Most students expect to work after college graduation. However, your job search shouldn't begin when you graduate. Career planning and preparation should occur throughout your college studies.

It takes the average college graduate three to six months to secure employment after graduation. You need a career seeking strategy and a little experience to stand out.

As a future employee, a college student with a disability faces unique challenges. Like other students, you need to find a way to meet the specific qualifications of the desired job. You also need to demonstrate that you have transferable skills - in other words, skills you've acquired through education and previous work experiences that can transfer to a new employment situation.

How Can You Get Started?

To get started, use the CAREERS acronym:

C is for Careers.
Think about what interests you. Be imaginative, then narrow it down.

A is for Academics.
Determine which academic programs best suit your career goals.

R is for Research
Research careers that spark your interests, maximize your strengths, and minimize your weaknesses.

EE is for Experiential Education.
Practice job search skills. Apply for internships. Ask for informational interviews and try other work-based learning opportunities.

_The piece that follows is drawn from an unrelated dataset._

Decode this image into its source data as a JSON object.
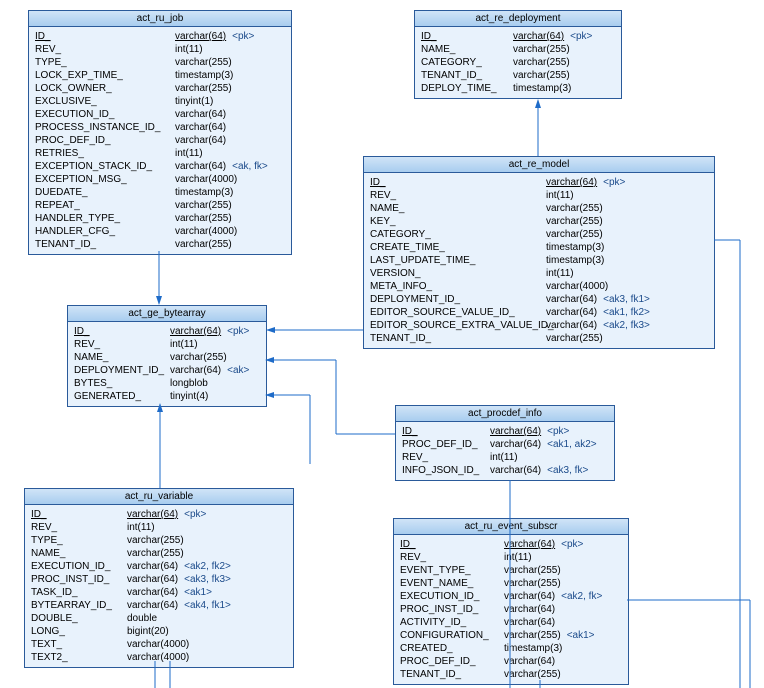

RS is for Relevant Skills.
Use on-the-job experience to learn practical "real world" skills. Apply what you've learned in school to the workplace. Test which accommodations work best for you.

Careers Resources


  • Career finder - a questionnaire that creates a list of jobs for you to explore based on your interests and skills.
  • Career path - take a quiz to see what job may be right for you.
  • Careers after college - take a career quiz and browse career profiles.
  • Explore career options - learn about occupations, explore industries, consider options.
  • ITCareerPaths - a site where you can learn what kinds of technology careers are in demand, what those careers are like, and how to contact employers who are looking for individuals with your set of skills.


  • Assess yourself - identify your accomplishments and take assessments to find a career that uses your strengths.
  • Gain skills - Identify your education and training needs - resources to help you identify the skills you need to meet your career goals.
  • Skills search - find an occupation based on the skills you plan to learn in college.
  • Tools and technology - learn about the tools and technology you may need to know how to use in your future occupation.


  • Brain Track - research education requirements, pay range, and number of jobs available in careers of interest.
  • Career videos  - explore what it's like working in specific occupations.
  • Occupational Outlook Handbook - learn about your prospective career, including training or education needed, expected earnings and job prospects, what the job entails, and possible working conditions.
  • Research employers - compare and contrast specific companies.

Experiential Education

Relevant Skills